Dataset rows for apps and sites
━━━━━━
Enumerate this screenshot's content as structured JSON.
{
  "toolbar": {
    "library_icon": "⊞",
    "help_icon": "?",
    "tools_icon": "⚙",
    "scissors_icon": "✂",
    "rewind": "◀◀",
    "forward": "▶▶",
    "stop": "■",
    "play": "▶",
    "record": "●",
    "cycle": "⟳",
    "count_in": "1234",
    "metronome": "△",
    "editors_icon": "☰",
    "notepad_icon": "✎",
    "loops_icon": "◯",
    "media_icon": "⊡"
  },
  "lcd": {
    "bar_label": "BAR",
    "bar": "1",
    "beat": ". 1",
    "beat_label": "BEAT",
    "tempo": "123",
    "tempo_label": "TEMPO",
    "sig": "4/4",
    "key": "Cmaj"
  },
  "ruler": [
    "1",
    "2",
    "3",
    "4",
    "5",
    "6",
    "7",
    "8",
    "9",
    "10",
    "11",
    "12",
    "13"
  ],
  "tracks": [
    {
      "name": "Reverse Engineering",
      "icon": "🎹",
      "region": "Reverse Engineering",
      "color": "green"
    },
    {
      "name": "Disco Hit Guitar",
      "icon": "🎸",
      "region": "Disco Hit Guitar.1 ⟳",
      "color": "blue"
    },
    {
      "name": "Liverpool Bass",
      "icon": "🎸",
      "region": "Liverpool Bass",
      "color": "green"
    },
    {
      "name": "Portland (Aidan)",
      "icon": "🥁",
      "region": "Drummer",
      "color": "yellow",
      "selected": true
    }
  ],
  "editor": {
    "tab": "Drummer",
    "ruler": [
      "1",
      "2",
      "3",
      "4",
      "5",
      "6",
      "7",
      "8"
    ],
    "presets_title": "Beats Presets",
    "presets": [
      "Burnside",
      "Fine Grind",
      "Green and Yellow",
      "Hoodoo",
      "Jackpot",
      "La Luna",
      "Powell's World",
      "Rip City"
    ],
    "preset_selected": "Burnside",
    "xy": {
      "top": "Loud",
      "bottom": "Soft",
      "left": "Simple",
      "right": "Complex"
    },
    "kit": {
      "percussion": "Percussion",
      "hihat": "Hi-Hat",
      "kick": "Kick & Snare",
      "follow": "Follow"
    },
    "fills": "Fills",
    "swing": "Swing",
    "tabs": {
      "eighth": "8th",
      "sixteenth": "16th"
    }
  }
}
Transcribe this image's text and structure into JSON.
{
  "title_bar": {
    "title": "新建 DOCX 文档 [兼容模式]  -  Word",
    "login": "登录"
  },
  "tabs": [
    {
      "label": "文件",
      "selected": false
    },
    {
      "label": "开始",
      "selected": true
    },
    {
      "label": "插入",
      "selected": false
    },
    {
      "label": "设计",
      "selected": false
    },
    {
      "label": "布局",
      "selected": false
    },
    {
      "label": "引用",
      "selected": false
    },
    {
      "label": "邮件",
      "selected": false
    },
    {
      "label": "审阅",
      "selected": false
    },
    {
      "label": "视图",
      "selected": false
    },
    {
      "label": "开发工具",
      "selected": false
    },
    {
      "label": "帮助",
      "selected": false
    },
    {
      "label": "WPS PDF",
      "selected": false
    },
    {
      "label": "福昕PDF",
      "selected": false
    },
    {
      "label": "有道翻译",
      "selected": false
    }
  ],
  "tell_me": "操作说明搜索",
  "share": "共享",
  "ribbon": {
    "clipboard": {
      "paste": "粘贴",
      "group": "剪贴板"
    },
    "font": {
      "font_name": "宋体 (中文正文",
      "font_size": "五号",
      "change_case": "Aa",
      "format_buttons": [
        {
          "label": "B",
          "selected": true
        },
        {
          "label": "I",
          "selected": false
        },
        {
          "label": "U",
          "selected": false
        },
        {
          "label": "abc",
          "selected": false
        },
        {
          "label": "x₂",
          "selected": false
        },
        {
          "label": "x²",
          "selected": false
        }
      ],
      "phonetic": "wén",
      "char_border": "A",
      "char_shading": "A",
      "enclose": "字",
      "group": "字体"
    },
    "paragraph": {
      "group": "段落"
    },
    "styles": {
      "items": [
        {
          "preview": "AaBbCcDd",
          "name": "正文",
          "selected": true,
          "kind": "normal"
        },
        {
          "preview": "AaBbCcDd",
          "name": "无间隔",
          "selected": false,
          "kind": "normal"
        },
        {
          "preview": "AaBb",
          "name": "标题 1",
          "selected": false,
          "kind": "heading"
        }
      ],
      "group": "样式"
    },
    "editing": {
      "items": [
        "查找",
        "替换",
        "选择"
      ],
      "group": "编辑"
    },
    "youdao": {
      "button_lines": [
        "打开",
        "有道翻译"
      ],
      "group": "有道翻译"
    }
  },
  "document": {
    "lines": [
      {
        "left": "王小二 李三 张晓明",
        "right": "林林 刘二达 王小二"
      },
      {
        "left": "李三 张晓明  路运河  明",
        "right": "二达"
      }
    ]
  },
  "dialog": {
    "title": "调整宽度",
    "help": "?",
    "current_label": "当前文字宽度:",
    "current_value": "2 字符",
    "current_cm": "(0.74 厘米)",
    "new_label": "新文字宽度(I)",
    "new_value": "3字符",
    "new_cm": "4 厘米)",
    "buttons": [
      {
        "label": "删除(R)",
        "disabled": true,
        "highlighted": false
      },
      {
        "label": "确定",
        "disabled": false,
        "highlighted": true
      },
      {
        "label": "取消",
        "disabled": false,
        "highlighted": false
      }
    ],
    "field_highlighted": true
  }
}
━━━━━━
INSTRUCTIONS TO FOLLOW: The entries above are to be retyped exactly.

WRITTEN SOLUTION:
Enumerate this screenshot's content as structured JSON.
{
  "toolbar": {
    "library_icon": "⊞",
    "help_icon": "?",
    "tools_icon": "⚙",
    "scissors_icon": "✂",
    "rewind": "◀◀",
    "forward": "▶▶",
    "stop": "■",
    "play": "▶",
    "record": "●",
    "cycle": "⟳",
    "count_in": "1234",
    "metronome": "△",
    "editors_icon": "☰",
    "notepad_icon": "✎",
    "loops_icon": "◯",
    "media_icon": "⊡"
  },
  "lcd": {
    "bar_label": "BAR",
    "bar": "1",
    "beat": ". 1",
    "beat_label": "BEAT",
    "tempo": "123",
    "tempo_label": "TEMPO",
    "sig": "4/4",
    "key": "Cmaj"
  },
  "ruler": [
    "1",
    "2",
    "3",
    "4",
    "5",
    "6",
    "7",
    "8",
    "9",
    "10",
    "11",
    "12",
    "13"
  ],
  "tracks": [
    {
      "name": "Reverse Engineering",
      "icon": "🎹",
      "region": "Reverse Engineering",
      "color": "green"
    },
    {
      "name": "Disco Hit Guitar",
      "icon": "🎸",
      "region": "Disco Hit Guitar.1 ⟳",
      "color": "blue"
    },
    {
      "name": "Liverpool Bass",
      "icon": "🎸",
      "region": "Liverpool Bass",
      "color": "green"
    },
    {
      "name": "Portland (Aidan)",
      "icon": "🥁",
      "region": "Drummer",
      "color": "yellow",
      "selected": true
    }
  ],
  "editor": {
    "tab": "Drummer",
    "ruler": [
      "1",
      "2",
      "3",
      "4",
      "5",
      "6",
      "7",
      "8"
    ],
    "presets_title": "Beats Presets",
    "presets": [
      "Burnside",
      "Fine Grind",
      "Green and Yellow",
      "Hoodoo",
      "Jackpot",
      "La Luna",
      "Powell's World",
      "Rip City"
    ],
    "preset_selected": "Burnside",
    "xy": {
      "top": "Loud",
      "bottom": "Soft",
      "left": "Simple",
      "right": "Complex"
    },
    "kit": {
      "percussion": "Percussion",
      "hihat": "Hi-Hat",
      "kick": "Kick & Snare",
      "follow": "Follow"
    },
    "fills": "Fills",
    "swing": "Swing",
    "tabs": {
      "eighth": "8th",
      "sixteenth": "16th"
    }
  }
}
Transcribe this image's text and structure into JSON.
{
  "title_bar": {
    "title": "新建 DOCX 文档 [兼容模式]  -  Word",
    "login": "登录"
  },
  "tabs": [
    {
      "label": "文件",
      "selected": false
    },
    {
      "label": "开始",
      "selected": true
    },
    {
      "label": "插入",
      "selected": false
    },
    {
      "label": "设计",
      "selected": false
    },
    {
      "label": "布局",
      "selected": false
    },
    {
      "label": "引用",
      "selected": false
    },
    {
      "label": "邮件",
      "selected": false
    },
    {
      "label": "审阅",
      "selected": false
    },
    {
      "label": "视图",
      "selected": false
    },
    {
      "label": "开发工具",
      "selected": false
    },
    {
      "label": "帮助",
      "selected": false
    },
    {
      "label": "WPS PDF",
      "selected": false
    },
    {
      "label": "福昕PDF",
      "selected": false
    },
    {
      "label": "有道翻译",
      "selected": false
    }
  ],
  "tell_me": "操作说明搜索",
  "share": "共享",
  "ribbon": {
    "clipboard": {
      "paste": "粘贴",
      "group": "剪贴板"
    },
    "font": {
      "font_name": "宋体 (中文正文",
      "font_size": "五号",
      "change_case": "Aa",
      "format_buttons": [
        {
          "label": "B",
          "selected": true
        },
        {
          "label": "I",
          "selected": false
        },
        {
          "label": "U",
          "selected": false
        },
        {
          "label": "abc",
          "selected": false
        },
        {
          "label": "x₂",
          "selected": false
        },
        {
          "label": "x²",
          "selected": false
        }
      ],
      "phonetic": "wén",
      "char_border": "A",
      "char_shading": "A",
      "enclose": "字",
      "group": "字体"
    },
    "paragraph": {
      "group": "段落"
    },
    "styles": {
      "items": [
        {
          "preview": "AaBbCcDd",
          "name": "正文",
          "selected": true,
          "kind": "normal"
        },
        {
          "preview": "AaBbCcDd",
          "name": "无间隔",
          "selected": false,
          "kind": "normal"
        },
        {
          "preview": "AaBb",
          "name": "标题 1",
          "selected": false,
          "kind": "heading"
        }
      ],
      "group": "样式"
    },
    "editing": {
      "items": [
        "查找",
        "替换",
        "选择"
      ],
      "group": "编辑"
    },
    "youdao": {
      "button_lines": [
        "打开",
        "有道翻译"
      ],
      "group": "有道翻译"
    }
  },
  "document": {
    "lines": [
      {
        "left": "王小二 李三 张晓明",
        "right": "林林 刘二达 王小二"
      },
      {
        "left": "李三 张晓明  路运河  明",
        "right": "二达"
      }
    ]
  },
  "dialog": {
    "title": "调整宽度",
    "help": "?",
    "current_label": "当前文字宽度:",
    "current_value": "2 字符",
    "current_cm": "(0.74 厘米)",
    "new_label": "新文字宽度(I)",
    "new_value": "3字符",
    "new_cm": "4 厘米)",
    "buttons": [
      {
        "label": "删除(R)",
        "disabled": true,
        "highlighted": false
      },
      {
        "label": "确定",
        "disabled": false,
        "highlighted": true
      },
      {
        "label": "取消",
        "disabled": false,
        "highlighted": false
      }
    ],
    "field_highlighted": true
  }
}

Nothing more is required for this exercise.